That was at least five years ago, and I'm know that she and her family cared for him faithfully. At the same time, cousin fought for custody of her grandson and won and raised a fine young man. I'm sure she wants this over quietly, quickly and in proper manner.

May God grant all of us peace, humility, comfort and grace. Amen.

A blogger award for me?


PENolan has given me the Bella Award along with the instructions that I give it to 15 other bloggers. Too early for me to contemplate that, but watch out! Today is another day, and after a bit more sleep, I'll think of you.

Much as I like awards, the roses, somehow, remind me of how I feel when Michael calls me "Sweet Sharecropper" - who me?

Saturday, May 02, 2009

Looking Backward

Except in therapy and therapy homework, I don't usually spend a lot of time looking backward philosophically. Occasionally I wonder what I might have been like if a certain event had happened differently, and I add my memories to those of others when we're talking about what life was like back when.

However, I've just read two blogs where people talk about life changing events and one is sad, the other simply matter of fact.

I lost my first job as assistant editor of a trade magazine when they renamed the positions and didn't want a woman as editor. What if I had become editor, continued with the training I had, finished my degree in good time and stayed there for years? Certainly life would have been more stable, but I think of all the things I would have missed in my wandering, multi-careered, - well, hither, thither and yon - existence.

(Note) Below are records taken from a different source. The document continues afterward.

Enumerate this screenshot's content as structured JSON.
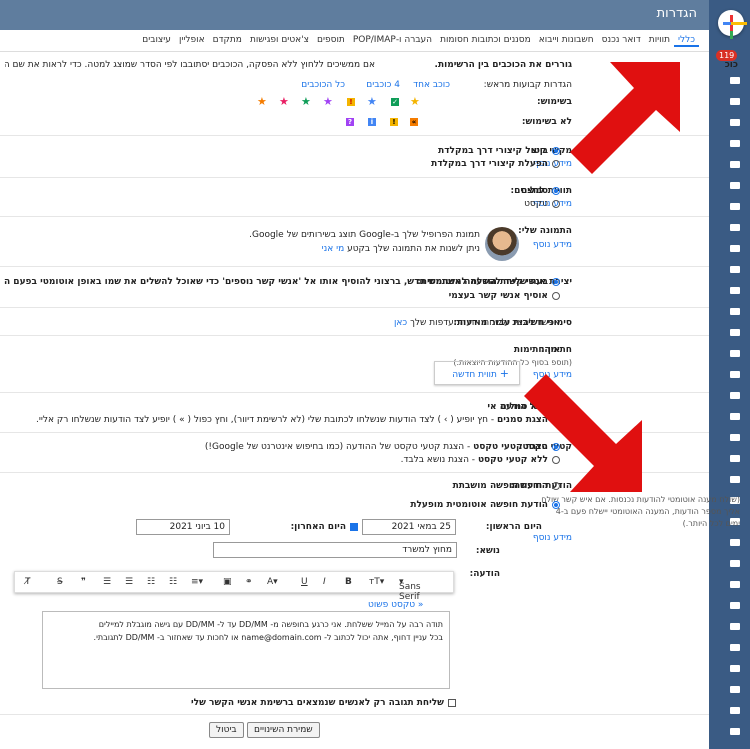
{
  "title": "הגדרות",
  "badge": "119",
  "tabs": [
    "כללי",
    "תוויות",
    "דואר נכנס",
    "חשבונות וייבוא",
    "מסננים וכתובות חסומות",
    "העברה ו-POP/IMAP",
    "תוספים",
    "צ'אטים ופגישות",
    "מתקדם",
    "אופליין",
    "עיצובים"
  ],
  "stars": {
    "label": "כוכ",
    "desc": "גוררים את הכוכבים בין הרשימות.",
    "desc2": "אם ממשיכים ללחוץ ללא הפסקה, הכוכבים יסתובבו לפי הסדר שמוצג למטה. כדי לראות את שם הכוכב שם",
    "presets_label": "הגדרות קבועות מראש:",
    "preset1": "כוכב אחד",
    "preset2": "4 כוכבים",
    "preset3": "כל הכוכבים",
    "in_use": "בשימוש:",
    "not_in_use": "לא בשימוש:"
  },
  "shortcuts": {
    "label": "מקשי קיצ",
    "more": "מידע נוסף",
    "opt1": "ביטול קיצורי דרך במקלדת",
    "opt2": "הפעלת קיצורי דרך במקלדת"
  },
  "buttons": {
    "label": "תוויות לחצנים:",
    "more": "מידע נוסף",
    "opt1": "סמלים",
    "opt2": "טקסט"
  },
  "picture": {
    "label": "התמונה שלי:",
    "more": "מידע נוסף",
    "line1": "תמונת הפרופיל שלך ב-Google תוצג בשירותים של Google.",
    "line2": "ניתן לשנות את התמונה שלך בקטע",
    "line2_link": "מי אני"
  },
  "contacts": {
    "label": "יצירת אנשי קשר להשלמה אוטומטית:",
    "opt1": "בעת שליחת הודעה למשתמש חדש, ברצוני להוסיף אותו אל 'אנשי קשר נוספים' כדי שאוכל להשלים את שמו באופן אוטומטי בפעם ה",
    "opt2": "אוסיף אנשי קשר בעצמי"
  },
  "importance": {
    "label": "סימוני חשיבות עבור מודעות:",
    "text": "אפשר להציג ולשנות את ההעדפות שלך",
    "link": "כאן"
  },
  "signature": {
    "label": "חתימה:",
    "hint": "(תוספ בסוף כל ההודעות היוצאות.)",
    "more": "מידע נוסף",
    "none": "אין חתימות",
    "new": "תווית חדשה"
  },
  "symbols": {
    "label": "סמלים של הודעה אי",
    "opt1": "ללא סמלים",
    "opt2": "הצגת סמנים",
    "opt2_text": "- חץ יופיע ( › ) לצד הודעות שנשלחו לכתובת שלי (לא לרשימת דיוור), וחץ כפול ( » ) יופיע לצד הודעות שנשלחו רק אליי."
  },
  "snippets": {
    "label": "קטעי טקסט:",
    "opt1": "הצגת קטעי טקסט",
    "opt1_text": "- הצגת קטעי טקסט של ההודעה (כמו בחיפוש אינטרנט של Google!)",
    "opt2": "ללא קטעי טקסט",
    "opt2_text": "- הצגת נושא בלבד."
  },
  "vacation": {
    "label": "הודעת חופשה:",
    "hint": "(שולח מענה אוטומטי להודעות נכנסות. אם איש קשר שולח אליך מספר הודעות, המענה האוטומטי יישלח פעם ב-4 ימים לכל היותר.)",
    "more": "מידע נוסף",
    "off": "הודעת חופשה מושבתת",
    "on": "הודעת חופשה אוטומטית מופעלת",
    "first_day": "היום הראשון:",
    "first_value": "25 במאי 2021",
    "last_day": "היום האחרון:",
    "last_value": "10 ביוני 2021",
    "subject_label": "נושא:",
    "subject": "מחוץ למשרד",
    "message_label": "הודעה:",
    "font": "Sans Serif",
    "plain": "« טקסט פשוט",
    "body1": "תודה רבה על המייל ששלחת. אני כרגע בחופשה מ- DD/MM עד ל- DD/MM עם גישה מוגבלת למיילים",
    "body2": "בכל עניין דחוף, אתה יכול לכתוב ל- name@domain.com או לחכות עד שאחזור ב- DD/MM לתגובתי.",
    "contacts_only": "שליחת תגובה רק לאנשים שנמצאים ברשימת אנשי הקשר שלי"
  },
  "save": "שמירת השינויים",
  "cancel": "ביטול"
}
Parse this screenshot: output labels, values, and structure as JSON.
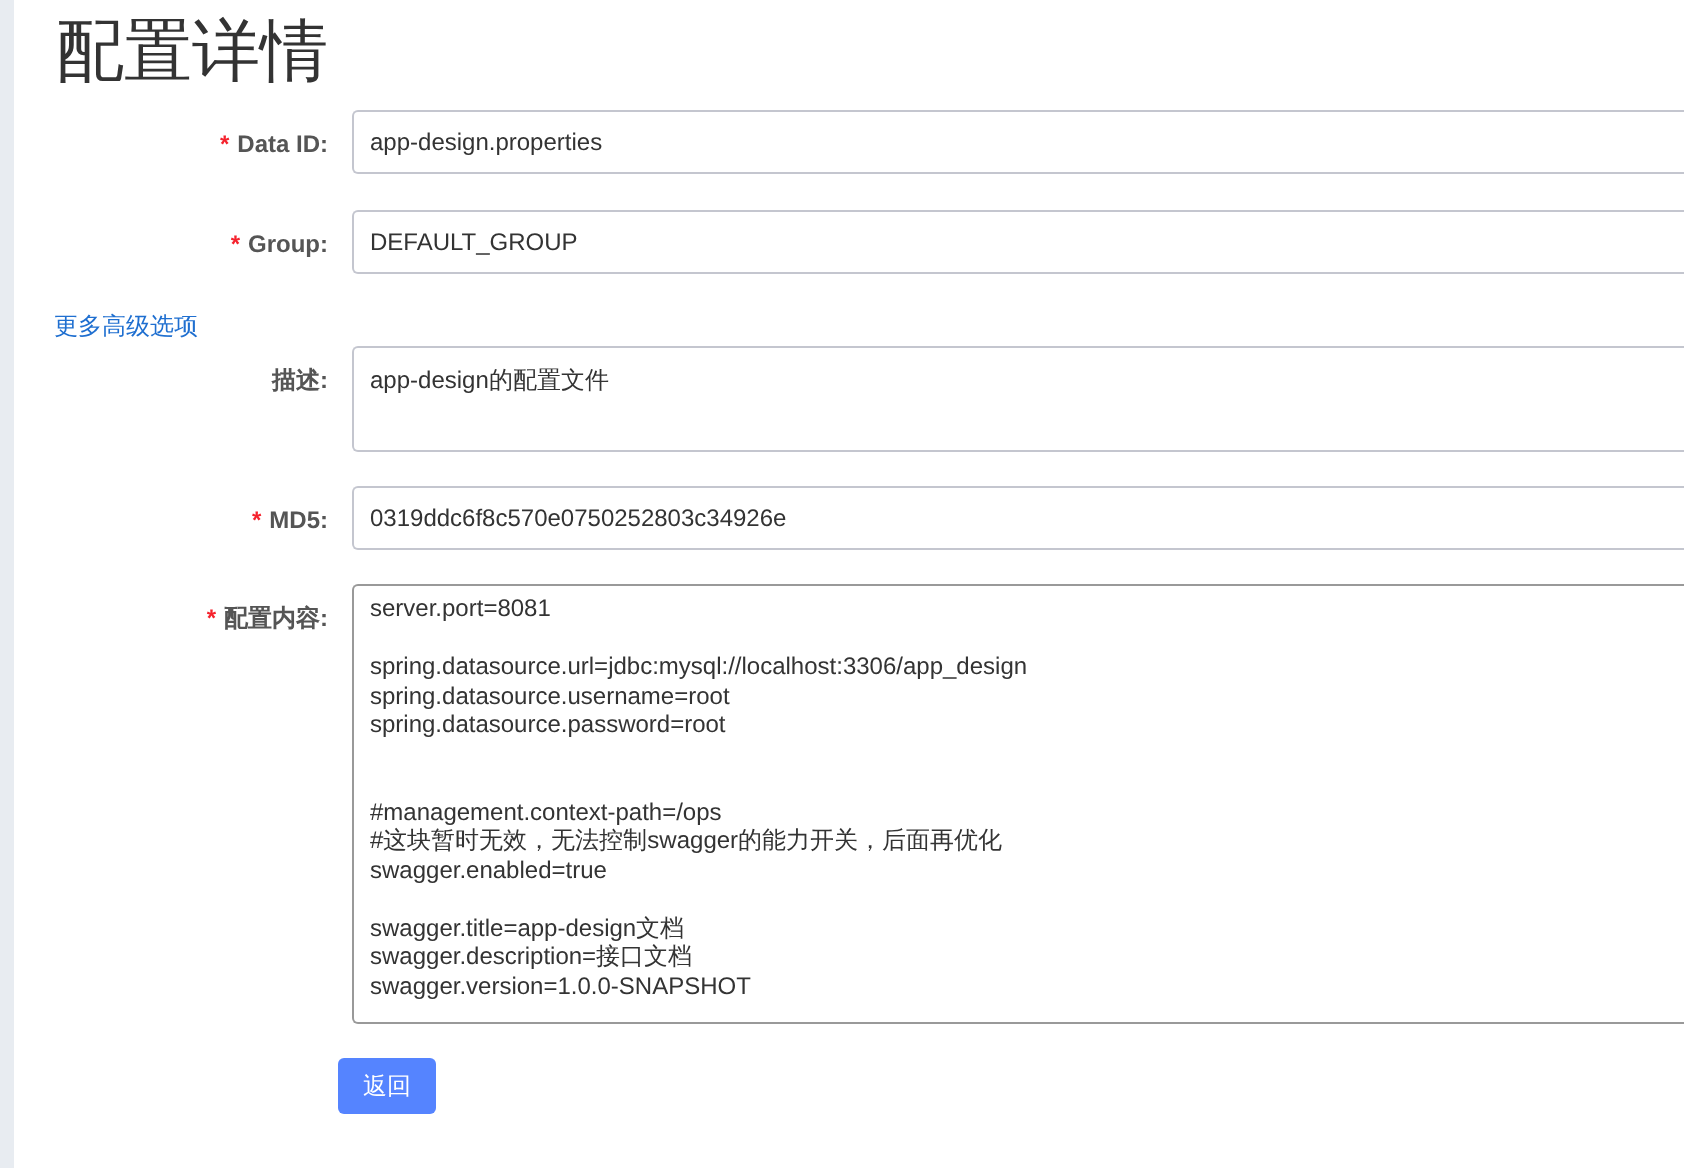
{
  "title": "配置详情",
  "fields": [
    {
      "mark": "*",
      "label": "Data ID:",
      "kind": "input",
      "value": "app-design.properties"
    },
    {
      "mark": "*",
      "label": "Group:",
      "kind": "input",
      "value": "DEFAULT_GROUP"
    }
  ],
  "advanced_link": "更多高级选项",
  "advanced_fields": [
    {
      "label": "描述:",
      "kind": "textarea",
      "value": "app-design的配置文件"
    },
    {
      "mark": "*",
      "label": "MD5:",
      "kind": "input",
      "value": "0319ddc6f8c570e0750252803c34926e"
    },
    {
      "mark": "*",
      "label": "配置内容:",
      "kind": "code",
      "value": "server.port=8081\n\nspring.datasource.url=jdbc:mysql://localhost:3306/app_design\nspring.datasource.username=root\nspring.datasource.password=root\n\n\n#management.context-path=/ops\n#这块暂时无效，无法控制swagger的能力开关，后面再优化\nswagger.enabled=true\n\nswagger.title=app-design文档\nswagger.description=接口文档\nswagger.version=1.0.0-SNAPSHOT"
    }
  ],
  "back_button": "返回"
}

I would never had clung to a sign pole saying "Welcome to Arizona" with the wind almost flinging me sideways down a gully. I would never have met and enjoyed my first African American friendship as I finished me degree 18 years after I began. I would never have seen the lush fields of cotton (that I thought existed only in Mississippi) near Fresno, California; nor would I have driven through Needles, California/Nevada, at midnight without air conditioning and the temperature at 101. I would not have known the heartbreak of being betrayed by a woman lover when I was so far from home and support.

Who knows, I might never had have a woman lover, and certainly I would not have had the pleasure of living with the wonderful woman with whom I will celebrate 10 years of covenanted joys and sorrows this year.

I might never have considered seminary and certainly not so far away as Yale. Would I have gone mountain climbing in a semi truck - 10 wheels grabbing the dirt and pulling us up narrow little tracks meant for much smaller vehicles?

I would never have had the joy of working with the Hispanic community in goal-setting for their own organization - when I don't even speak much Spanish. Here we are on break during a day-long session - outside doing stretching exercises. What fun!

I've never been to a reunion where others had successful single or double careers and families and lives that appear nothing like mine. Would I have felt shame at my wandering? Possibly. But one thing I know: I am a success for I have loved deeply and shallowly and sideways and in retrospect, but I have loved most of the people who came across my wandering way. Isn't that what God calls each of us to do?